How to Count to 10 in Korean

by Kent Ninomiya

Learning to count from one to 10 in Korean can be challenging for a native English speaker. Some of the sounds are difficult to recreate for the English speaking tongue. To make matters even more difficult, there are two ways to count from one to 10 in Korean. Native Korean is used to count things, while Sino Korean is used to count time. Americans commonly count to 10 in native Korean while practicing Korean martial arts like Tae Kwon Do or Hapkido.

Count the number one by saying "hana," pronounced "HA-nah" in Native Korean or "il," pronounced "ill," in Sino Korean.

Count the number two by saying "dul," pronounced "dool" in Native Korean or "i," pronounced "ee," in Sino Korean.

Count the number three by saying "set," pronounced "set" in Native Korean or "sam," pronounced "sam," in Sino Korean.

Count the number four by saying "net," pronounced "net" in Native Korean or "sa," pronounced "sah," in Sino Korean.

Count the number five by saying "da-sul," pronounced "DA-sut" in Native Korean or "o," pronounced "oh," in Sino Korean.

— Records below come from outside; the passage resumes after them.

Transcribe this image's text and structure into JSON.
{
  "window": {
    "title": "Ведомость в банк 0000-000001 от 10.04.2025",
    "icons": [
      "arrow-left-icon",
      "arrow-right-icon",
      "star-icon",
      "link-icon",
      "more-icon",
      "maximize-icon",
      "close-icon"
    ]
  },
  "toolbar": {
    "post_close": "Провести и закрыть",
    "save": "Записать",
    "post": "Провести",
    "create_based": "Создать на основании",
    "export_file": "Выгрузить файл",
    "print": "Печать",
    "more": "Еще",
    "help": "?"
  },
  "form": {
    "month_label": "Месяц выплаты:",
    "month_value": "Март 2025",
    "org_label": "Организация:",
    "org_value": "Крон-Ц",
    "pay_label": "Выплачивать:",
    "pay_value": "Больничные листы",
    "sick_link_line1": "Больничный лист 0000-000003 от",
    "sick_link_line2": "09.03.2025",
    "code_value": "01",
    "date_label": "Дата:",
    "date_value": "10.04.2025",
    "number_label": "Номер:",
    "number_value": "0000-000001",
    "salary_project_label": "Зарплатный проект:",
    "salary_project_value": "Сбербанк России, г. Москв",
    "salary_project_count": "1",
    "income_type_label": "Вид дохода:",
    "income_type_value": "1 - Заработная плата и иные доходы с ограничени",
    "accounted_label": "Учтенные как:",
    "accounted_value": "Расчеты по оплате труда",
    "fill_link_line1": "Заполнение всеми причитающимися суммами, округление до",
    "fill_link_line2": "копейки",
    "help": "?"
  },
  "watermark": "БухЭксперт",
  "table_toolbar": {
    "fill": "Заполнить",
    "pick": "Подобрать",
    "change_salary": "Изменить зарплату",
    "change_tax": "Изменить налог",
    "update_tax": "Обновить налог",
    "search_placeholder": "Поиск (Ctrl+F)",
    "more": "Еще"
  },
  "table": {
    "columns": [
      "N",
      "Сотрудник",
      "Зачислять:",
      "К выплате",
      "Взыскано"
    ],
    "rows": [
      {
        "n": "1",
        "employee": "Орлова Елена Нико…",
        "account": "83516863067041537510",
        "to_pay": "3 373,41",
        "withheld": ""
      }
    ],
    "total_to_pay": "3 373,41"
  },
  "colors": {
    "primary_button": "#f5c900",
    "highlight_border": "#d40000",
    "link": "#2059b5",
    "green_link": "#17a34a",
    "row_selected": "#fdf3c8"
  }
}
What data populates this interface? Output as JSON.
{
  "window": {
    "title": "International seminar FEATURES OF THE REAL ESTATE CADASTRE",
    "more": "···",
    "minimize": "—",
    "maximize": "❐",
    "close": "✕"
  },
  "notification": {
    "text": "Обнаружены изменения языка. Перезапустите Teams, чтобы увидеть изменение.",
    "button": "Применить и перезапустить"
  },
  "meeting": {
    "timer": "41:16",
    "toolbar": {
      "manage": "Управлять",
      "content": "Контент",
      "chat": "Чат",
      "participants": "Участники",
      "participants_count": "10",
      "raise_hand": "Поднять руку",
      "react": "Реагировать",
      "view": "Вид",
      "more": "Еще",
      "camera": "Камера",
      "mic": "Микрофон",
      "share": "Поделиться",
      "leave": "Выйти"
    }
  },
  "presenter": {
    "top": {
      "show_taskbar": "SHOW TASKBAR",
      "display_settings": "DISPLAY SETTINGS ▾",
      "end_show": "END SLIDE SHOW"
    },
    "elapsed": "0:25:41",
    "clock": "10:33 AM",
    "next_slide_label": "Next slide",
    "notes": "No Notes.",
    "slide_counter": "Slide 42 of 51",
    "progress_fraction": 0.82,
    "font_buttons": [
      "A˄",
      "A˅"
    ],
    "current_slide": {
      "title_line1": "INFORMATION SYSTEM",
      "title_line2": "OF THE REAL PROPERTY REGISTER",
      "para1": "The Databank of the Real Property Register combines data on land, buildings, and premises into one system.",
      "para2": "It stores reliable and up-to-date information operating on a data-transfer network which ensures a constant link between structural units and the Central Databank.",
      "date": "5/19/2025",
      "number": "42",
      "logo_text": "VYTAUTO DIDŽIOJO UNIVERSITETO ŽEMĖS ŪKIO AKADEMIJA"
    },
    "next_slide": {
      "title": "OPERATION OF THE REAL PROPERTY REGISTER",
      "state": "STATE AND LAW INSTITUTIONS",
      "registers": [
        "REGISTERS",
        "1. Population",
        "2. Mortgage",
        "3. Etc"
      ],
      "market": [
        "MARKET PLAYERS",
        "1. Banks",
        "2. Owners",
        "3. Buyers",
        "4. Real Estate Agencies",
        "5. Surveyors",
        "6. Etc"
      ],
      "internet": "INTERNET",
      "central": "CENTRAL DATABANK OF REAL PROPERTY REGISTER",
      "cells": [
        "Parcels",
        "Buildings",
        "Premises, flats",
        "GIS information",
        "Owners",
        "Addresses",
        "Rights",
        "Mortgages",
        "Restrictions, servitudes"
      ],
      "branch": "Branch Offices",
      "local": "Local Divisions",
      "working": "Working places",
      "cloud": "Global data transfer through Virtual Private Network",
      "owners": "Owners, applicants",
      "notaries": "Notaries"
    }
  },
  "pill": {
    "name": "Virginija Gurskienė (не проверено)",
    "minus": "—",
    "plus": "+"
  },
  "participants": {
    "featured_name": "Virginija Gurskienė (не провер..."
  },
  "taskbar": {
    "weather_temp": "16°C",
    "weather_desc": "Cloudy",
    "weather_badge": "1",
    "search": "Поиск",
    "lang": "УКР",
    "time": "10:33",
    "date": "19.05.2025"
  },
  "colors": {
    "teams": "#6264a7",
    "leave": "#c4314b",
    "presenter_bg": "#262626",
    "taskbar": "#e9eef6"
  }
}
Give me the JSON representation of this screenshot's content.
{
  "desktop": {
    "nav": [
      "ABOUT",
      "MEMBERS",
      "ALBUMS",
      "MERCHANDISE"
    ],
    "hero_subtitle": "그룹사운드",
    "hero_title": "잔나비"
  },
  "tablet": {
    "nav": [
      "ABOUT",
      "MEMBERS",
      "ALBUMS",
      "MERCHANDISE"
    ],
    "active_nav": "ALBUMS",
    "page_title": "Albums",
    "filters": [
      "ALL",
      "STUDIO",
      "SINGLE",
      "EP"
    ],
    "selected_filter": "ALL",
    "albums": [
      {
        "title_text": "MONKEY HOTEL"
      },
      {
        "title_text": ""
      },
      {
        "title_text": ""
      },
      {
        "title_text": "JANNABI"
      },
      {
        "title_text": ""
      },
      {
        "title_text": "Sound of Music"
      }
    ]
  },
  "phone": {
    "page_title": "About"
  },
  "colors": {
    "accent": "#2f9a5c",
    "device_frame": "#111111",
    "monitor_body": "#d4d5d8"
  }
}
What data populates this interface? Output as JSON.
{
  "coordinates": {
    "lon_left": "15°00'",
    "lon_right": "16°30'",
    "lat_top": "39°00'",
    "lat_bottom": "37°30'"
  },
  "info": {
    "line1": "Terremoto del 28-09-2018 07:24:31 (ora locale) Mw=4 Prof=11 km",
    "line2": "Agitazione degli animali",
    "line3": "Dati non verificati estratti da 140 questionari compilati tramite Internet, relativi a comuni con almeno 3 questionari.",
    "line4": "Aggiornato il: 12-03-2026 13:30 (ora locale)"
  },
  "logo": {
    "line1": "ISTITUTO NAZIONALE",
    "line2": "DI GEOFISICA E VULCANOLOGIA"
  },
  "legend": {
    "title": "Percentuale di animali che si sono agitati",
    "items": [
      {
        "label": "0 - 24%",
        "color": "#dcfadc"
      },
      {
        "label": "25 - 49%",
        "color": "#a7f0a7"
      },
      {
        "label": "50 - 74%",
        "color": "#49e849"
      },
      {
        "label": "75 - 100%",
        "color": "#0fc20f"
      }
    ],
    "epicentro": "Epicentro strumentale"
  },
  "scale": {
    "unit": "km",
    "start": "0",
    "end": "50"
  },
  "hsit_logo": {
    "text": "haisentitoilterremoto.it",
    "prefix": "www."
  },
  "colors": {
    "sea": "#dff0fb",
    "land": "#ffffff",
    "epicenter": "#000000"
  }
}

Count the number six by saying "yuh-seot," pronounced "YA-sut" in Native Korean or "yuk," pronounced "yook," in Sino Korean.

Count the number seven by saying "il-gop," pronounced "EEL-gope" in Native Korean or "ch'il," pronounced "CH-eel," in Sino Korean.

Count the number eight by saying "yuh-deol," pronounced "YA-dool" in Native Korean or "p'al," pronounced "P-all," in Sino Korean.

Count the number nine by saying "ah-hop," pronounced "AH-hope" in Native Korean or "ku," pronounced "goo," in Sino Korean.

Count the number 10 by saying "yeol," pronounced "yool" in Native Korean or "sip," pronounced "ship," in Sino Korean.

Tip

  • It is very difficult to appreciate and reproduce the phonetics of Korean by just looking at the printed words. Find a native Korean speaker and ask them to count from 1 to 10 in both native Korean and Sino Korean. Compare the way the words sound to the way they are written. This is the only way to get the sounds exactly right.

About the Author

Kent Ninomiya is a veteran journalist with over 23 years experience as a television news anchor, reporter and managing editor. He traveled to more than 100 countries on all seven continents, including Antarctica. Ninomiya holds a Bachelor of Arts in social sciences with emphasis in history, political science and mass communications from the University of California at Berkeley.

Photo Credits

  • south korea flag button image by Andrey Zyk from Fotolia.com